Jane Fraser, Idyllic days on Robben Island, The Australian, November 10, 2006: “Maharaj spent 12 years on the notorious island after being found guilty of 177 counts of sabotage. Reports of his trial at the time described him as the most tortured political detainee in South Africa. But he saw his dream realised. ‘I always thought apartheid would come to an end,’ he says, ‘but I never thought that it would be in my lifetime, especially when I worked underground as secretary of the ANC from 1977; my chances of being killed must have been about 95 percent.'”
Doppelganger, New Orleans Diary: Catching Up, BOOKS, ETC.: Dear God. What Have I Done?, November 2, 2006: “The most moving portion of the evening, for me, was when Maharaj, who is a warm and gracious and witty and cultured man, became visibly moved when he talked about his greatest regret.
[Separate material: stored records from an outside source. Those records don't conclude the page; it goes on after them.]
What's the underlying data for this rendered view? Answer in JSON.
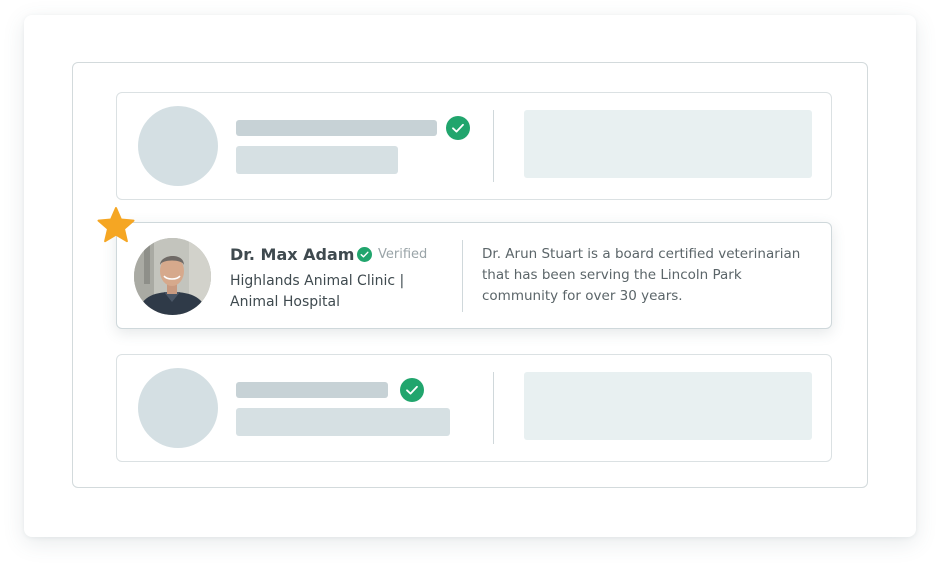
{
  "featured_listing": {
    "name": "Dr. Max Adam",
    "verified_label": "Verified",
    "clinic": "Highlands  Animal Clinic | Animal Hospital",
    "bio": "Dr. Arun Stuart is a board certified veterinarian that has been serving the Lincoln Park community for over 30 years.",
    "photo_icon": "doctor-portrait",
    "badge_icon": "star-icon"
  },
  "colors": {
    "verified_green": "#21a56d",
    "star_orange": "#f5a623",
    "placeholder_gray": "#c7d2d6",
    "placeholder_light": "#e8f0f1"
  }
}
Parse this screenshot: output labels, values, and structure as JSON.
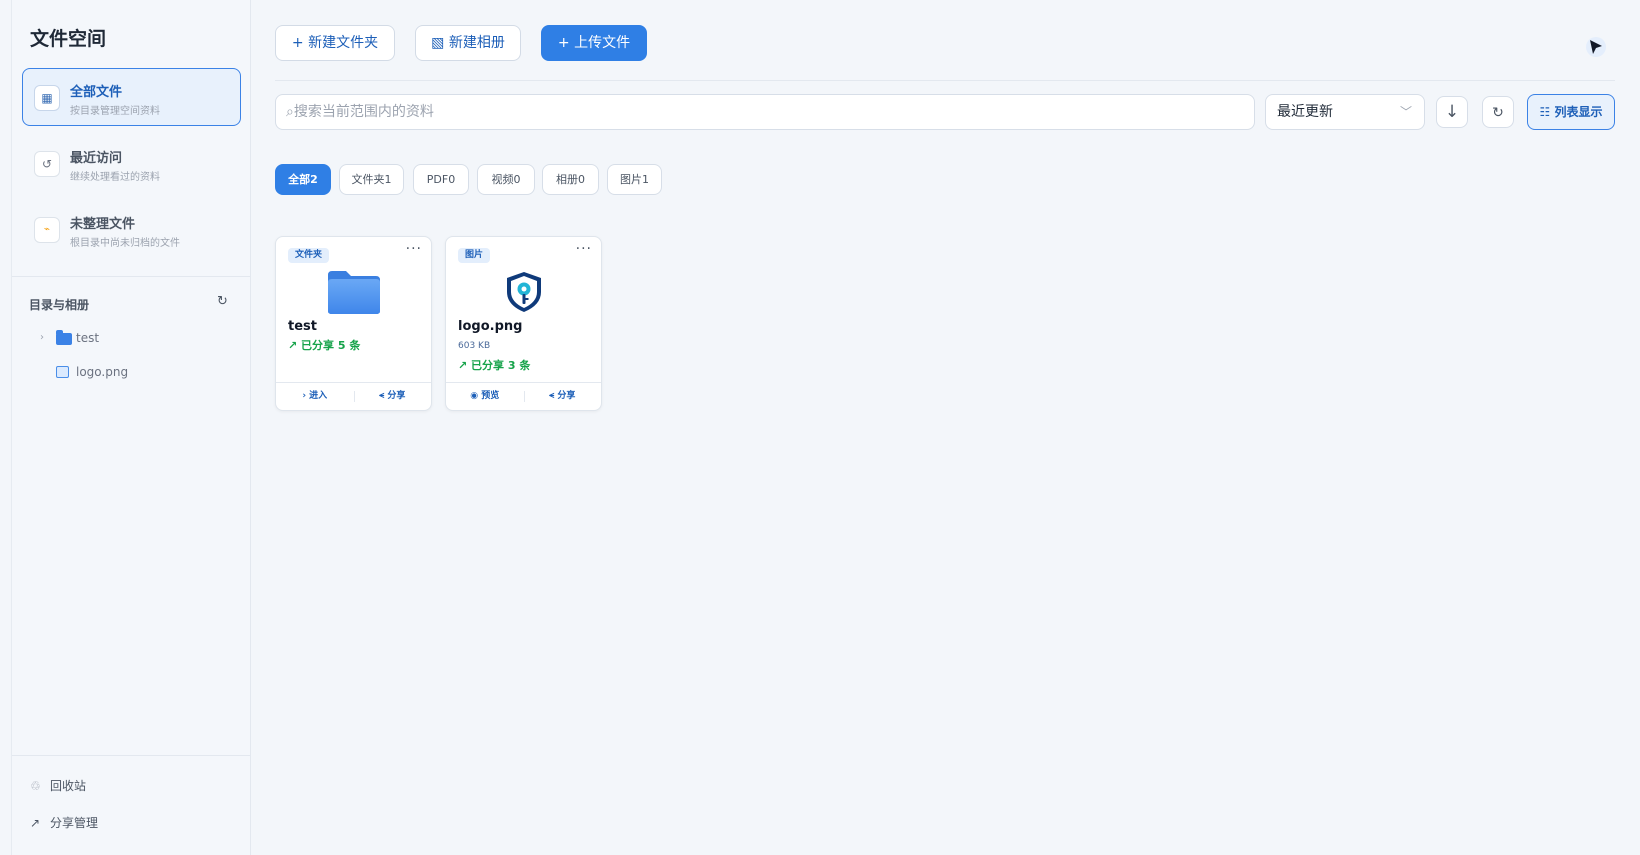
{
  "sidebar": {
    "title": "文件空间",
    "nav": [
      {
        "label": "全部文件",
        "sub": "按目录管理空间资料",
        "icon": "grid-icon",
        "active": true
      },
      {
        "label": "最近访问",
        "sub": "继续处理看过的资料",
        "icon": "history-icon"
      },
      {
        "label": "未整理文件",
        "sub": "根目录中尚未归档的文件",
        "icon": "arrow-icon"
      }
    ],
    "section_title": "目录与相册",
    "tree": [
      {
        "label": "test",
        "type": "folder"
      },
      {
        "label": "logo.png",
        "type": "image"
      }
    ],
    "footer": [
      {
        "label": "回收站",
        "icon": "recycle-icon"
      },
      {
        "label": "分享管理",
        "icon": "share-arrow-icon"
      }
    ]
  },
  "toolbar": {
    "new_folder": "+ 新建文件夹",
    "new_album": "▧ 新建相册",
    "upload": "+ 上传文件"
  },
  "search": {
    "placeholder": "⌕搜索当前范围内的资料"
  },
  "sort": {
    "selected": "最近更新"
  },
  "view_toggle": "☷ 列表显示",
  "filters": [
    {
      "label": "全部2",
      "active": true
    },
    {
      "label": "文件夹1"
    },
    {
      "label": "PDF0"
    },
    {
      "label": "视频0"
    },
    {
      "label": "相册0"
    },
    {
      "label": "图片1"
    }
  ],
  "cards": [
    {
      "badge": "文件夹",
      "name": "test",
      "size": "",
      "share": "↗ 已分享 5 条",
      "action_left": "› 进入",
      "action_right": "⪪ 分享"
    },
    {
      "badge": "图片",
      "name": "logo.png",
      "size": "603 KB",
      "share": "↗ 已分享 3 条",
      "action_left": "◉ 预览",
      "action_right": "⪪ 分享"
    }
  ],
  "colors": {
    "accent": "#2f7fe5",
    "share_green": "#16a34a"
  }
}
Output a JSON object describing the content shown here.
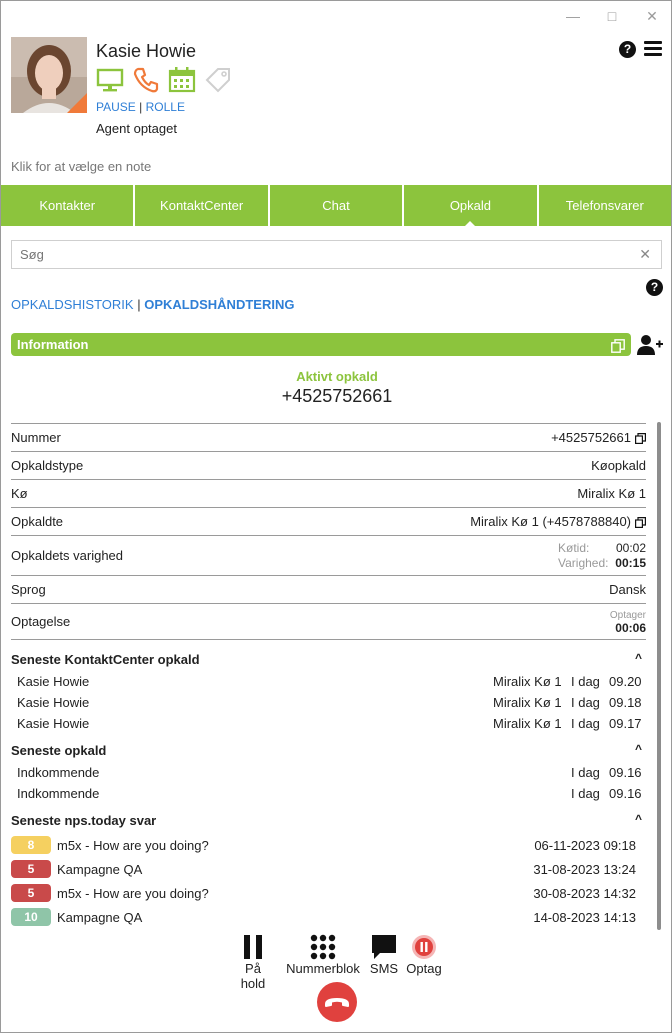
{
  "window": {
    "minimize": "—",
    "maximize": "□",
    "close": "✕"
  },
  "agent": {
    "name": "Kasie Howie",
    "pause_label": "PAUSE",
    "role_label": "ROLLE",
    "separator": "|",
    "status": "Agent optaget"
  },
  "note_placeholder": "Klik for at vælge en note",
  "tabs": [
    {
      "label": "Kontakter"
    },
    {
      "label": "KontaktCenter"
    },
    {
      "label": "Chat"
    },
    {
      "label": "Opkald"
    },
    {
      "label": "Telefonsvarer"
    }
  ],
  "search": {
    "placeholder": "Søg",
    "clear": "✕"
  },
  "subtabs": {
    "history": "OPKALDSHISTORIK",
    "separator": "|",
    "handling": "OPKALDSHÅNDTERING"
  },
  "help": "?",
  "info": {
    "title": "Information"
  },
  "active_call": {
    "label": "Aktivt opkald",
    "number": "+4525752661"
  },
  "details": {
    "number": {
      "label": "Nummer",
      "value": "+4525752661"
    },
    "call_type": {
      "label": "Opkaldstype",
      "value": "Køopkald"
    },
    "queue": {
      "label": "Kø",
      "value": "Miralix Kø 1"
    },
    "called": {
      "label": "Opkaldte",
      "value": "Miralix Kø 1 (+4578788840)"
    },
    "duration": {
      "label": "Opkaldets varighed",
      "queue_time_label": "Køtid:",
      "queue_time": "00:02",
      "duration_label": "Varighed:",
      "duration": "00:15"
    },
    "language": {
      "label": "Sprog",
      "value": "Dansk"
    },
    "recording": {
      "label": "Optagelse",
      "status_label": "Optager",
      "value": "00:06"
    }
  },
  "recent_cc": {
    "title": "Seneste KontaktCenter opkald",
    "chevron": "^",
    "rows": [
      {
        "name": "Kasie Howie",
        "queue": "Miralix Kø 1",
        "day": "I dag",
        "time": "09.20"
      },
      {
        "name": "Kasie Howie",
        "queue": "Miralix Kø 1",
        "day": "I dag",
        "time": "09.18"
      },
      {
        "name": "Kasie Howie",
        "queue": "Miralix Kø 1",
        "day": "I dag",
        "time": "09.17"
      }
    ]
  },
  "recent_calls": {
    "title": "Seneste opkald",
    "chevron": "^",
    "rows": [
      {
        "name": "Indkommende",
        "day": "I dag",
        "time": "09.16"
      },
      {
        "name": "Indkommende",
        "day": "I dag",
        "time": "09.16"
      }
    ]
  },
  "nps": {
    "title": "Seneste nps.today svar",
    "chevron": "^",
    "rows": [
      {
        "score": "8",
        "color": "#f5d060",
        "text": "m5x - How are you doing?",
        "date": "06-11-2023 09:18"
      },
      {
        "score": "5",
        "color": "#c94a4a",
        "text": "Kampagne QA",
        "date": "31-08-2023 13:24"
      },
      {
        "score": "5",
        "color": "#c94a4a",
        "text": "m5x - How are you doing?",
        "date": "30-08-2023 14:32"
      },
      {
        "score": "10",
        "color": "#8fc5a8",
        "text": "Kampagne QA",
        "date": "14-08-2023 14:13"
      }
    ]
  },
  "controls": {
    "hold": "På hold",
    "keypad": "Nummerblok",
    "sms": "SMS",
    "record": "Optag"
  },
  "colors": {
    "accent": "#8cc43d",
    "link": "#2f7fd6",
    "hangup": "#e0413e",
    "orange": "#f07a3a"
  }
}
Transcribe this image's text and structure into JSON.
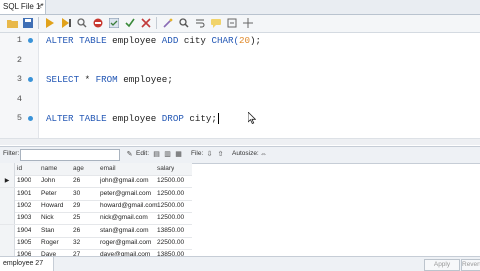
{
  "tab": {
    "title": "SQL File 1*",
    "close": "×"
  },
  "toolbar": {
    "icons": [
      "folder-open-icon",
      "save-icon",
      "execute-icon",
      "execute-line-icon",
      "explain-icon",
      "stop-icon",
      "toggle-icon",
      "commit-icon",
      "rollback-icon",
      "beautify-icon",
      "find-icon",
      "wrap-icon",
      "comment-icon",
      "invisible-icon",
      "limit-icon"
    ]
  },
  "editor": {
    "lines": [
      {
        "num": "1",
        "has_dot": true,
        "tokens": [
          {
            "t": "ALTER TABLE",
            "c": "kw"
          },
          {
            "t": " employee ",
            "c": ""
          },
          {
            "t": "ADD",
            "c": "kw"
          },
          {
            "t": " city ",
            "c": ""
          },
          {
            "t": "CHAR(",
            "c": "kw"
          },
          {
            "t": "20",
            "c": "num"
          },
          {
            "t": ");",
            "c": ""
          }
        ]
      },
      {
        "num": "2",
        "has_dot": false,
        "tokens": []
      },
      {
        "num": "3",
        "has_dot": true,
        "tokens": [
          {
            "t": "SELECT",
            "c": "kw"
          },
          {
            "t": " * ",
            "c": ""
          },
          {
            "t": "FROM",
            "c": "kw"
          },
          {
            "t": " employee;",
            "c": ""
          }
        ]
      },
      {
        "num": "4",
        "has_dot": false,
        "tokens": []
      },
      {
        "num": "5",
        "has_dot": true,
        "tokens": [
          {
            "t": "ALTER TABLE",
            "c": "kw"
          },
          {
            "t": " employee ",
            "c": ""
          },
          {
            "t": "DROP",
            "c": "kw"
          },
          {
            "t": " city;",
            "c": ""
          }
        ]
      }
    ]
  },
  "results": {
    "filter_label": "Filter:",
    "edit_label": "Edit:",
    "file_label": "File:",
    "autosize_label": "Autosize:",
    "columns": [
      "id",
      "name",
      "age",
      "email",
      "salary"
    ],
    "rows": [
      [
        "1900",
        "John",
        "26",
        "john@gmail.com",
        "12500.00"
      ],
      [
        "1901",
        "Peter",
        "30",
        "peter@gmail.com",
        "12500.00"
      ],
      [
        "1902",
        "Howard",
        "29",
        "howard@gmail.com",
        "12500.00"
      ],
      [
        "1903",
        "Nick",
        "25",
        "nick@gmail.com",
        "12500.00"
      ],
      [
        "1904",
        "Stan",
        "26",
        "stan@gmail.com",
        "13850.00"
      ],
      [
        "1905",
        "Roger",
        "32",
        "roger@gmail.com",
        "22500.00"
      ],
      [
        "1906",
        "Dave",
        "27",
        "dave@gmail.com",
        "13850.00"
      ]
    ],
    "selected_row_marker": "▶"
  },
  "status": {
    "result_tab": "employee 27",
    "apply_label": "Apply",
    "revert_label": "Revert"
  },
  "colors": {
    "keyword": "#2458b5",
    "number": "#e08a2b",
    "accent": "#3a93d8"
  }
}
He talked about the horrible feeling of powerlessness he felt as a political prisoner, which he was from the time he was 29 until he was 41”
Paul Edwards, Meeting Mac Maharaj, Infrastructuration, November 21, 2006: “There followed a polite exchange of maybe five substance-free sentences. Then he began his own explanation. When he received my email, he said, he was collaborating with somebody who’s writing his biography. They had discovered an archive of documents which they had believed destroyed.”
tremblings, you got my heart in a headlock, tremblings LiveJournal, April 30, 2007: “I am sick. Sick, sick, sick. Hugely sick. I can’t stress it enough, how sick I am. I’m repulsive. I repulse myself. I have seven minutes to make a decision on whether or not to go to my next class. On one hand, it’s a discussion-based class, and I know I won’t miss anything too terrible. On the other hand, it’s MAC MAHARAJ. On the first hand again, it’s MAC MAHARAJ, and I do NOT want him to see me snotting all over myself and coughing germs upon all present. Decisions, decisions.”
veggie booty, gee, officer krupke, veggie booty’s MySpace blog, December 20, 2006:
“What song makes you happy?
‘Shaft’ by Isaac Hayes, except make it about Mac Maharaj instead of John Shaft.”